Exercise prompt ▸
Retype all the records below exactly as they are, with no image carried over.

Entries from a dataset of interfaces

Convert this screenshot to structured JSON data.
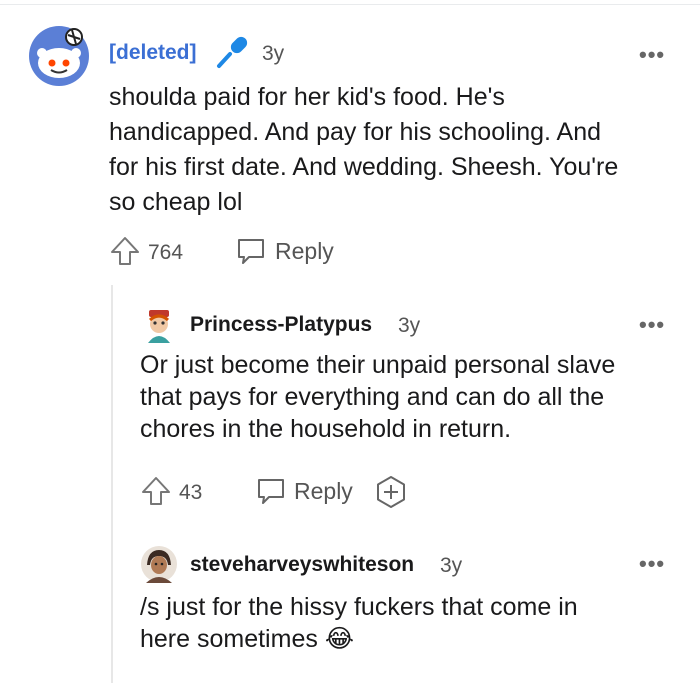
{
  "comments": [
    {
      "author": "[deleted]",
      "age": "3y",
      "lines": [
        "shoulda paid for her kid's food. He's",
        "handicapped. And pay for his schooling. And",
        "for his first date. And wedding. Sheesh. You're",
        "so cheap lol"
      ],
      "votes": "764",
      "reply_label": "Reply",
      "more_label": "•••"
    },
    {
      "author": "Princess-Platypus",
      "age": "3y",
      "lines": [
        "Or just become their unpaid personal slave",
        "that pays for everything and can do all the",
        "chores in the household in return."
      ],
      "votes": "43",
      "reply_label": "Reply",
      "more_label": "•••"
    },
    {
      "author": "steveharveyswhiteson",
      "age": "3y",
      "lines": [
        "/s just for the hissy fuckers that come in",
        "here sometimes"
      ],
      "emoji": "😂",
      "more_label": "•••"
    }
  ],
  "icons": {
    "c1_avatar": "snoo-avatar-icon",
    "c1_badge": "microphone-icon",
    "upvote": "upvote-arrow-icon",
    "reply": "speech-bubble-icon",
    "award": "add-award-icon"
  },
  "colors": {
    "deleted_author": "#3b6fd4",
    "badge": "#1e88e5"
  }
}
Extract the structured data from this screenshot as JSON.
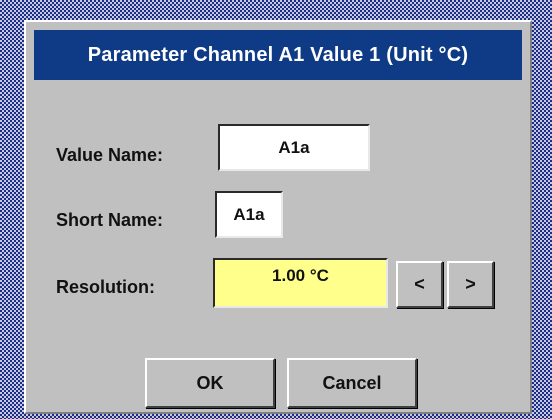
{
  "dialog": {
    "title": "Parameter Channel A1 Value 1 (Unit °C)"
  },
  "fields": {
    "value_name_label": "Value Name:",
    "value_name_value": "A1a",
    "short_name_label": "Short Name:",
    "short_name_value": "A1a",
    "resolution_label": "Resolution:",
    "resolution_value": "1.00 °C",
    "decrease_label": "<",
    "increase_label": ">"
  },
  "buttons": {
    "ok_label": "OK",
    "cancel_label": "Cancel"
  },
  "colors": {
    "titlebar": "#0e3a86",
    "dialog_bg": "#c0c0c0",
    "resolution_field_bg": "#ffff8c"
  }
}
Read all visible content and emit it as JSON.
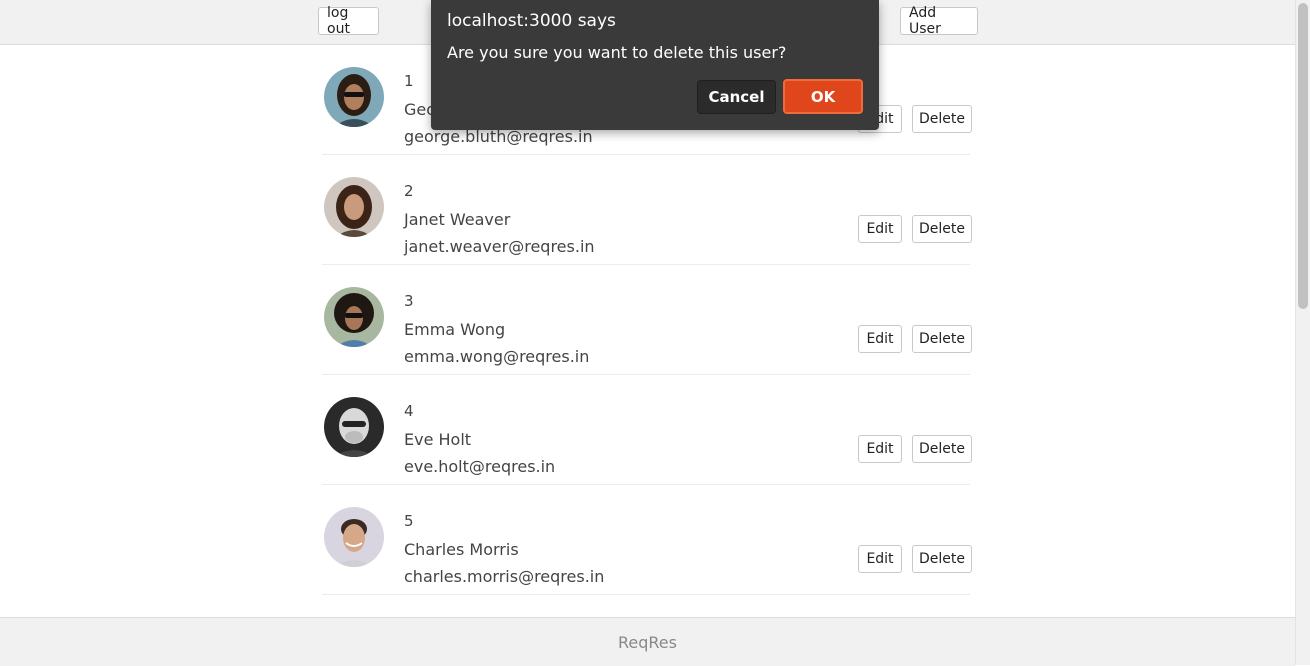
{
  "header": {
    "logout_label": "log out",
    "add_user_label": "Add User"
  },
  "users": [
    {
      "id": "1",
      "name": "George Bluth",
      "email": "george.bluth@reqres.in",
      "edit": "Edit",
      "delete": "Delete"
    },
    {
      "id": "2",
      "name": "Janet Weaver",
      "email": "janet.weaver@reqres.in",
      "edit": "Edit",
      "delete": "Delete"
    },
    {
      "id": "3",
      "name": "Emma Wong",
      "email": "emma.wong@reqres.in",
      "edit": "Edit",
      "delete": "Delete"
    },
    {
      "id": "4",
      "name": "Eve Holt",
      "email": "eve.holt@reqres.in",
      "edit": "Edit",
      "delete": "Delete"
    },
    {
      "id": "5",
      "name": "Charles Morris",
      "email": "charles.morris@reqres.in",
      "edit": "Edit",
      "delete": "Delete"
    }
  ],
  "footer": {
    "text": "ReqRes"
  },
  "dialog": {
    "title": "localhost:3000 says",
    "message": "Are you sure you want to delete this user?",
    "cancel_label": "Cancel",
    "ok_label": "OK"
  },
  "colors": {
    "ok_button": "#e0461b",
    "dialog_bg": "#3a3a3a"
  }
}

Exercise solution ▸
Convert this screenshot to structured JSON data.
{
  "comments": [
    {
      "author": "[deleted]",
      "age": "3y",
      "lines": [
        "shoulda paid for her kid's food. He's",
        "handicapped. And pay for his schooling. And",
        "for his first date. And wedding. Sheesh. You're",
        "so cheap lol"
      ],
      "votes": "764",
      "reply_label": "Reply",
      "more_label": "•••"
    },
    {
      "author": "Princess-Platypus",
      "age": "3y",
      "lines": [
        "Or just become their unpaid personal slave",
        "that pays for everything and can do all the",
        "chores in the household in return."
      ],
      "votes": "43",
      "reply_label": "Reply",
      "more_label": "•••"
    },
    {
      "author": "steveharveyswhiteson",
      "age": "3y",
      "lines": [
        "/s just for the hissy fuckers that come in",
        "here sometimes"
      ],
      "emoji": "😂",
      "more_label": "•••"
    }
  ],
  "icons": {
    "c1_avatar": "snoo-avatar-icon",
    "c1_badge": "microphone-icon",
    "upvote": "upvote-arrow-icon",
    "reply": "speech-bubble-icon",
    "award": "add-award-icon"
  },
  "colors": {
    "deleted_author": "#3b6fd4",
    "badge": "#1e88e5"
  }
}
Extract the structured data from this screenshot as JSON.
{
  "dialog": {
    "title": "Parameter Channel A1 Value 1 (Unit °C)"
  },
  "fields": {
    "value_name_label": "Value Name:",
    "value_name_value": "A1a",
    "short_name_label": "Short Name:",
    "short_name_value": "A1a",
    "resolution_label": "Resolution:",
    "resolution_value": "1.00 °C",
    "decrease_label": "<",
    "increase_label": ">"
  },
  "buttons": {
    "ok_label": "OK",
    "cancel_label": "Cancel"
  },
  "colors": {
    "titlebar": "#0e3a86",
    "dialog_bg": "#c0c0c0",
    "resolution_field_bg": "#ffff8c"
  }
}
Read all visible content and emit it as JSON.
{
  "header": {
    "logout_label": "log out",
    "add_user_label": "Add User"
  },
  "users": [
    {
      "id": "1",
      "name": "George Bluth",
      "email": "george.bluth@reqres.in",
      "edit": "Edit",
      "delete": "Delete"
    },
    {
      "id": "2",
      "name": "Janet Weaver",
      "email": "janet.weaver@reqres.in",
      "edit": "Edit",
      "delete": "Delete"
    },
    {
      "id": "3",
      "name": "Emma Wong",
      "email": "emma.wong@reqres.in",
      "edit": "Edit",
      "delete": "Delete"
    },
    {
      "id": "4",
      "name": "Eve Holt",
      "email": "eve.holt@reqres.in",
      "edit": "Edit",
      "delete": "Delete"
    },
    {
      "id": "5",
      "name": "Charles Morris",
      "email": "charles.morris@reqres.in",
      "edit": "Edit",
      "delete": "Delete"
    }
  ],
  "footer": {
    "text": "ReqRes"
  },
  "dialog": {
    "title": "localhost:3000 says",
    "message": "Are you sure you want to delete this user?",
    "cancel_label": "Cancel",
    "ok_label": "OK"
  },
  "colors": {
    "ok_button": "#e0461b",
    "dialog_bg": "#3a3a3a"
  }
}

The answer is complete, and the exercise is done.